As an undergraduate philosophy student, one of my favorite things to do was to discuss difficult topics with likeminded people, whether it be fellow students, my professors, or random people at Starbucks. I can remember attending a conference at Arizona State University with Owen Anderson where Alvin Plantinga and Earnest Sosa were speaking. Owen and I, along with some other friends, discussed that conference for weeks afterward. The combination of friendship and philosophy was an early experience for us and continues today. We just thought attending lectures and conferences was normal, now we call them “co-curricular” events. Since our undergraduate days, I have been involved with numerous conferences and professional organizations.

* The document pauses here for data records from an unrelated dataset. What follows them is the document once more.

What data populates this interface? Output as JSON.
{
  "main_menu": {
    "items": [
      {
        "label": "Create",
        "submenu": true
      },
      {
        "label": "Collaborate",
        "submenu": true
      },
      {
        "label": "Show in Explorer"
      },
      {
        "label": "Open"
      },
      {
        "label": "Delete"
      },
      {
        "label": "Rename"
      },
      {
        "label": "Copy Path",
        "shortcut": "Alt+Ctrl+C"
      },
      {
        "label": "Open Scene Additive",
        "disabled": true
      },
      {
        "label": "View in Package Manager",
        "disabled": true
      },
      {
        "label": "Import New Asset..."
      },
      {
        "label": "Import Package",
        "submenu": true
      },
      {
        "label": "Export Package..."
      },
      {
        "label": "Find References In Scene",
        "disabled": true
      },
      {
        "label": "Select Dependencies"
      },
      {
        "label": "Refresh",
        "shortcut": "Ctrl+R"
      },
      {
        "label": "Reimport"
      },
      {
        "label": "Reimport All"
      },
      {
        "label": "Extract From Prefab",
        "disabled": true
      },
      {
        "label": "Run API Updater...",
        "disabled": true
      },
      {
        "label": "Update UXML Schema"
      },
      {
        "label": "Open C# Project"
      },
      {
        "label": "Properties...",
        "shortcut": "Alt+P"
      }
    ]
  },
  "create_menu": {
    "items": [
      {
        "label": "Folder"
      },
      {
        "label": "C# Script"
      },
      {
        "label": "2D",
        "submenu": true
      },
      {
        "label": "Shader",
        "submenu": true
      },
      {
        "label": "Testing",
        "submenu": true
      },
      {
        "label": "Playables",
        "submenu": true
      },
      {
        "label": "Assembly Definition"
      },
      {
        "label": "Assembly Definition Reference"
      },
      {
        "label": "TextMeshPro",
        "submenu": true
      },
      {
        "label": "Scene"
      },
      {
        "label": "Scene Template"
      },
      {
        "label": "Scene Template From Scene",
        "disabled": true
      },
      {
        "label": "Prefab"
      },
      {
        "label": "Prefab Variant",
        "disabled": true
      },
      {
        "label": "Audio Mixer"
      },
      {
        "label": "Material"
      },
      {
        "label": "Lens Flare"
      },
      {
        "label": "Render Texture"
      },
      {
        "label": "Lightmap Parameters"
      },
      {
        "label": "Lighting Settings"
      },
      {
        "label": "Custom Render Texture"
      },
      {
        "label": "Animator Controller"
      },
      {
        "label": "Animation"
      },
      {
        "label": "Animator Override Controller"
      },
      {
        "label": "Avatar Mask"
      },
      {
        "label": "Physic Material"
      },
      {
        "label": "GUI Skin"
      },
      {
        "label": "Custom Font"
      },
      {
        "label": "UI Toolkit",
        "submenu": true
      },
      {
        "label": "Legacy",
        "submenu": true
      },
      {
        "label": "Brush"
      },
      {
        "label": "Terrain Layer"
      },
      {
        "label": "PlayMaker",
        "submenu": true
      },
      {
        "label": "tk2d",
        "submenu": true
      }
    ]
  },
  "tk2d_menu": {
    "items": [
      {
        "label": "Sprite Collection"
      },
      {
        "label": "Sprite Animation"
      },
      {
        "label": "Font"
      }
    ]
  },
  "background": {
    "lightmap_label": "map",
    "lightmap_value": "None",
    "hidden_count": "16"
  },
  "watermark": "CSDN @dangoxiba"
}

As a graduate student and adjunct professor, I became the Philosophical Society faculty advisor for our campus club. I have been the advisor for about 15 years. We have had some really great discussions together. I wondered, why do these discussions only happen within the context of the campus? How can we take these discussions outside the walls of the academy?
I have been involved in thinking about public discourse of difficult topics for many years and wrote my dissertation intending to outline a model for how to discuss difficult topics such as metaphysical assumptions, ethics, religion, and politics. I spent a year revising the dissertation and shopping for a publisher. I didn’t find a publisher that I thought would be fitting for the kind of writing I wanted to do. I want to engage the public in philosophical topics, but what I found were academic publishers interested in marketing my book to other academics. After a lot of thinking and research, I started Public Philosophy Press, LLC. I didn’t want to merely self-publish, I wanted to create an opportunity for others with a desire to engage the broader educated public with philosophical topics to also publish. PPP has been up and running since July 2018, and we just released our third book and a fourth is soon to be published. We have several manuscripts that are being worked on in various stages of the process and hope to release more soon. I love books, and I love bringing books to life. So, keep an eye out for more.
Last year, in collaboration with other local philosophy professors, such as Dr. Anderson, we started hosting public philosophy lectures. I started a lecture series at my college. We have had eight talks so far, and they have all been well attended and of high quality. We built public-philosophy.com to advertise local events and to host video and audio recordings of those events. We have had excellent feedback. Out of the talks that have been given we have invited each speaker to submit a formal paper to be published this summer in the first annual Journal of Public Philosophy. The first edition of JPP will be released in Summer 2019 with a fine collection of essays.
The journal, publishing company, public lecture series, and involvement in campus clubs were the catalysts for a group of philosophy professors in the Phoenix area to create the Public Philosophy Society (PPS). The PPS is a professional organization that invites students, scholars, and members of the educated community to join in an ongoing philosophical dialogue. Details about membership dues and qualifications can be found at our Patreon page.
The PPS will host a monthly live virtual meeting using Zoom meeting technology open to all members. There will be a host for each meeting and a philosopher who will discuss a particular topic for the evening. The philosopher will present on a theme for about 20 minutes, and then those in attendance of the virtual meeting will have an opportunity to ask questions and discuss the topic at hand. Members will have access to a private Facebook page where they may continue the discussion. In addition to the regular meetings and private Facebook page, the Scholar level membership will receive a digital copy of the Journal of Public Philosophy, and the Patron level will receive a print version of the journal. As we learn the ropes, we plan to also host special topic meetings, seminar discussions, and smaller group discussions open to select membership levels. We hope to host a conference in the future.
PPS membership is on a month to month basis rather than the yearly dues expected of other professional organizations. Monies collected from dues will be used for website hosting, audio and video production and equipment, stipends for guest speakers, the print version of the Journal of Public Philosophy, and in the future a conference.
If you love philosophy and enjoy public philosophical discourse, if you are committed to common ground, then we invite you to join us on this new and exciting adventure. Please help us to get the word out about the Public Philosophy Society. We can be found at public-philosophy.com; on Facebook, Instagram, and Twitter.